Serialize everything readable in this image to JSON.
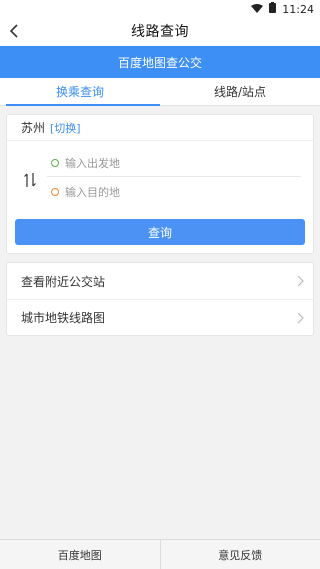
{
  "status_bar": {
    "time": "11:24"
  },
  "header": {
    "title": "线路查询"
  },
  "banner": {
    "text": "百度地图查公交"
  },
  "tabs": [
    {
      "label": "换乘查询",
      "active": true
    },
    {
      "label": "线路/站点",
      "active": false
    }
  ],
  "route_card": {
    "city": "苏州",
    "switch_label": "[切换]",
    "from_placeholder": "输入出发地",
    "to_placeholder": "输入目的地",
    "search_label": "查询"
  },
  "menu": [
    {
      "label": "查看附近公交站"
    },
    {
      "label": "城市地铁线路图"
    }
  ],
  "bottom_nav": [
    {
      "label": "百度地图"
    },
    {
      "label": "意见反馈"
    }
  ],
  "colors": {
    "accent": "#3d8ff5",
    "from_dot": "#5ab44a",
    "to_dot": "#f08a2e"
  }
}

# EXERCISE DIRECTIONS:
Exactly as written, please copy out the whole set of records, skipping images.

# RESULT FOR THIS TASK:
Serialize everything readable in this image to JSON.
{
  "status_bar": {
    "time": "11:24"
  },
  "header": {
    "title": "线路查询"
  },
  "banner": {
    "text": "百度地图查公交"
  },
  "tabs": [
    {
      "label": "换乘查询",
      "active": true
    },
    {
      "label": "线路/站点",
      "active": false
    }
  ],
  "route_card": {
    "city": "苏州",
    "switch_label": "[切换]",
    "from_placeholder": "输入出发地",
    "to_placeholder": "输入目的地",
    "search_label": "查询"
  },
  "menu": [
    {
      "label": "查看附近公交站"
    },
    {
      "label": "城市地铁线路图"
    }
  ],
  "bottom_nav": [
    {
      "label": "百度地图"
    },
    {
      "label": "意见反馈"
    }
  ],
  "colors": {
    "accent": "#3d8ff5",
    "from_dot": "#5ab44a",
    "to_dot": "#f08a2e"
  }
}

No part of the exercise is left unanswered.